Dreamers, don’t give up! Don’t stop dreaming. Many of us are with you, dreaming and fighting for that OTHER American dream. We dream that the words of Cesar Chavez awakens our consciences: Fellow citizens of all ethnicities; public servants, and to the American Church. Remember that “Once social change begins, it cannot be reversed. You cannot un-educate the person who has learned to read. You cannot humiliate the person who feels pride. You cannot oppress the people who are not afraid anymore”
So filled with courage and hope, I invite you to stand in Solidarity. Educators, politicians, businesspeople, and anyone who believes in the justice and compassion of God. I ask you to join the fight in favor of the Dreamers : Support them, stand with them, lift them up, encourage them … Let’s walk with them on the their journey of Dreams, as good Americans.
And I also reach out to those who have the power and mandate to establish the laws of this country. I lift up now the voice of a prophet and a martyr:
We beg you,
We plead you,
WE DEMAND in the name of God,
Cease the persecution of our fathers and mothers, and of our sons and daughters!!
Oscar García-Johnson, PhD

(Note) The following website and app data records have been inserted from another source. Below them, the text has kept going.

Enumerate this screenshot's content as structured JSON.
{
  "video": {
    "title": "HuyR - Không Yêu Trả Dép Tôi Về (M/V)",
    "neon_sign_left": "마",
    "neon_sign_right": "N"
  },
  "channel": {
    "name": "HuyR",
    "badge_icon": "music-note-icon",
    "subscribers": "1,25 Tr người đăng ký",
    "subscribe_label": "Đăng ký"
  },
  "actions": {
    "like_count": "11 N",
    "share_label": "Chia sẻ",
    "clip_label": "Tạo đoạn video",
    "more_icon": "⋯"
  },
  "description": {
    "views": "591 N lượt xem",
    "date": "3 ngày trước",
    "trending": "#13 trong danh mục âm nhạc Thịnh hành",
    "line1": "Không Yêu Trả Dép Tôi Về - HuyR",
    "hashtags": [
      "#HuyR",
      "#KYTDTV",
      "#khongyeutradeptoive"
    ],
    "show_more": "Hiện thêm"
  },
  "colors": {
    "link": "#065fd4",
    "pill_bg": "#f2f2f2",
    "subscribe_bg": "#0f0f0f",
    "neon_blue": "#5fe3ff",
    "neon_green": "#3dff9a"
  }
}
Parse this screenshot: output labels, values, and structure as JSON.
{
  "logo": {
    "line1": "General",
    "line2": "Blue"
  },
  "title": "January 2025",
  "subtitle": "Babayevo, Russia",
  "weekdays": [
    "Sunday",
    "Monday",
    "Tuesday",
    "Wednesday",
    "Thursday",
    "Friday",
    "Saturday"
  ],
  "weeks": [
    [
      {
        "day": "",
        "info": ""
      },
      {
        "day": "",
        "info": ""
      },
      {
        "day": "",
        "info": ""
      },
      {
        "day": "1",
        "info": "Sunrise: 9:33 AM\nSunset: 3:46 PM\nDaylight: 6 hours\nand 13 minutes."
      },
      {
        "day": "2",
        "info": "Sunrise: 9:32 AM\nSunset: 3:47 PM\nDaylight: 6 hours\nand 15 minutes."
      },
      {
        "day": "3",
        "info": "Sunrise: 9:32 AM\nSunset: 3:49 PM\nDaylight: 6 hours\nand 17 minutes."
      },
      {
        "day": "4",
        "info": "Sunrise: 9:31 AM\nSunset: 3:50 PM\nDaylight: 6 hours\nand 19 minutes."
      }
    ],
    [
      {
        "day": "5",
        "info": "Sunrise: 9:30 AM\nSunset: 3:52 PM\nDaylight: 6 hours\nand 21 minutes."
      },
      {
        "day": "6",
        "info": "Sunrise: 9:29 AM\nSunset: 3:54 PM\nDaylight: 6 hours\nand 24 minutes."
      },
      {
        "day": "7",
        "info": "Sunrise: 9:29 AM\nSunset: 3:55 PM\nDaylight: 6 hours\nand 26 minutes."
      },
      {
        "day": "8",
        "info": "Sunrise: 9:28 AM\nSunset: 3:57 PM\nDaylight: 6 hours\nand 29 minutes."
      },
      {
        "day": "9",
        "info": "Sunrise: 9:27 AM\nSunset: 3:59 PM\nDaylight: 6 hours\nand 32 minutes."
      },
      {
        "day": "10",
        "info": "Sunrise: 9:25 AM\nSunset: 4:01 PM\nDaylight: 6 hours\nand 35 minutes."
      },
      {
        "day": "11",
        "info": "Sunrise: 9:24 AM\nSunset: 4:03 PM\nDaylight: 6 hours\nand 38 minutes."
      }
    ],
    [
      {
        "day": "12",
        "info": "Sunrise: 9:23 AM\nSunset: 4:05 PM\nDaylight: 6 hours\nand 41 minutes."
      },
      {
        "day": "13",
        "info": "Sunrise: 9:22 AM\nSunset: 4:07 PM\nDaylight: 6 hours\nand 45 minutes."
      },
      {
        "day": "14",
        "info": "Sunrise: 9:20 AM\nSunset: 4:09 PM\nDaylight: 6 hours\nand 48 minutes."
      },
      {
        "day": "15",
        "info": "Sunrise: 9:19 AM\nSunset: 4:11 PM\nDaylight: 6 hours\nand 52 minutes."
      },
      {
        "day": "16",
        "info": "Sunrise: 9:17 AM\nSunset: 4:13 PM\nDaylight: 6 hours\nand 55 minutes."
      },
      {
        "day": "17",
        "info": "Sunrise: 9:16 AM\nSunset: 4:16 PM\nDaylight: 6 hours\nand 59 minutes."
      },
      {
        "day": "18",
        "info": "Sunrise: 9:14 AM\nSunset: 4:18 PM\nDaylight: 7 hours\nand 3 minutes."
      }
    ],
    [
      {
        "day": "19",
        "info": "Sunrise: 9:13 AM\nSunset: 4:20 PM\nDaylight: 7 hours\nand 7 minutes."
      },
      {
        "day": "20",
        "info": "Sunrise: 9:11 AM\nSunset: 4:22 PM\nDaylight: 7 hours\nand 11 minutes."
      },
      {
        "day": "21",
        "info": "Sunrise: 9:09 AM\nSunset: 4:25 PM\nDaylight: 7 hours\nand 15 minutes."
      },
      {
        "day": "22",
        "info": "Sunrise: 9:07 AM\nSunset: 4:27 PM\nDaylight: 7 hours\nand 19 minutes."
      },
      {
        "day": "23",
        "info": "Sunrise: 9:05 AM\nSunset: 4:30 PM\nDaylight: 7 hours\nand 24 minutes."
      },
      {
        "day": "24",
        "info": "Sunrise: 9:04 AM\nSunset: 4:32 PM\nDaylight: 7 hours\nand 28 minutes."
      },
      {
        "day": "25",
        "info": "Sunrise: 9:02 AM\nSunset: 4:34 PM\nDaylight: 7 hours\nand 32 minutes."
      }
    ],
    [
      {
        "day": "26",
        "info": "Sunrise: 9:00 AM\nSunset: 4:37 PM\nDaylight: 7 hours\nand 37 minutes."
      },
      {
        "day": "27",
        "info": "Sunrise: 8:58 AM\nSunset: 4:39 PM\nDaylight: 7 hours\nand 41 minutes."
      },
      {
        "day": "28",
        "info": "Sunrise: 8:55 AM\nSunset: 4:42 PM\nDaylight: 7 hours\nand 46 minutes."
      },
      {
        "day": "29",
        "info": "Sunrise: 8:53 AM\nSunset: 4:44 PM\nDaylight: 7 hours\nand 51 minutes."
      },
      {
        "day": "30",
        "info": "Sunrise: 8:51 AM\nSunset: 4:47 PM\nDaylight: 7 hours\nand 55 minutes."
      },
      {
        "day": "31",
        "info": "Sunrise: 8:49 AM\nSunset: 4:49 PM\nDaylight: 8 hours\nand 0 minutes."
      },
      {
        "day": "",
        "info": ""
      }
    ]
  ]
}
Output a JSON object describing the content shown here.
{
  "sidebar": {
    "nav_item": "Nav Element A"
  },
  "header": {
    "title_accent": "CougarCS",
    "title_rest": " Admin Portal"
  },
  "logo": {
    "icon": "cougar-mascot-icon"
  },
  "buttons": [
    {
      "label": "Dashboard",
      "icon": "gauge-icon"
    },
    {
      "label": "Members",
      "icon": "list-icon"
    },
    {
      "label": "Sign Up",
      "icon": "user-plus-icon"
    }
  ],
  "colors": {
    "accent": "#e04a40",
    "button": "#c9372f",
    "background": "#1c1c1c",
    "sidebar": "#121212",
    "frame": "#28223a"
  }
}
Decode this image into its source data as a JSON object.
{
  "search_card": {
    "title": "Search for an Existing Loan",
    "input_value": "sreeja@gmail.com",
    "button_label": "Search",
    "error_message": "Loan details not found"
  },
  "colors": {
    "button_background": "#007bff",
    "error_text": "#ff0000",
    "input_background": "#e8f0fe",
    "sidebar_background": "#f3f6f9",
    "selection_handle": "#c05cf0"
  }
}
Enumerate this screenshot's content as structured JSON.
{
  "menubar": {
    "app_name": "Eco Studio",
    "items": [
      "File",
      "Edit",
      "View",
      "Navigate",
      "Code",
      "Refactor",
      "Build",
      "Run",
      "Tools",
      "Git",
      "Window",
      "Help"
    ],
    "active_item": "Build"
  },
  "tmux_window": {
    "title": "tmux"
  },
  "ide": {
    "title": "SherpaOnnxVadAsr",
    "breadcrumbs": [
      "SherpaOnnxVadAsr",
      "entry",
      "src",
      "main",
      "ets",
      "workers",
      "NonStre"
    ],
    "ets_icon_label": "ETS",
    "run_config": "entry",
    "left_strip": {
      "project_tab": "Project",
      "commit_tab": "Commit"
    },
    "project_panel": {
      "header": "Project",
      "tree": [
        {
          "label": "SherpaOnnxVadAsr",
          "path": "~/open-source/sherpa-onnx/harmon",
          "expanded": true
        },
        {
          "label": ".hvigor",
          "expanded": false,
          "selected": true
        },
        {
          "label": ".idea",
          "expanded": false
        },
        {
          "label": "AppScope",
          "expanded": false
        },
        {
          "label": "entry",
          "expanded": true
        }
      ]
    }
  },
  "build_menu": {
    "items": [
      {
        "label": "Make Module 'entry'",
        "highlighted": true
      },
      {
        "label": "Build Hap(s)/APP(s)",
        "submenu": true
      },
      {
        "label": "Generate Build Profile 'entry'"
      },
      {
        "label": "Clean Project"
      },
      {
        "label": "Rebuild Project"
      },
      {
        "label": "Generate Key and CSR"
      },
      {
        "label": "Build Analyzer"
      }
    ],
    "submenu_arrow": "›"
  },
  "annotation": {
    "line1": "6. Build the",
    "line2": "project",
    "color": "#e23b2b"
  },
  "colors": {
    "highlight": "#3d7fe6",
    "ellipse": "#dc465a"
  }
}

Associate Dean & Associate Professor of Theology And Latinx Studies
Octubre 04, 2017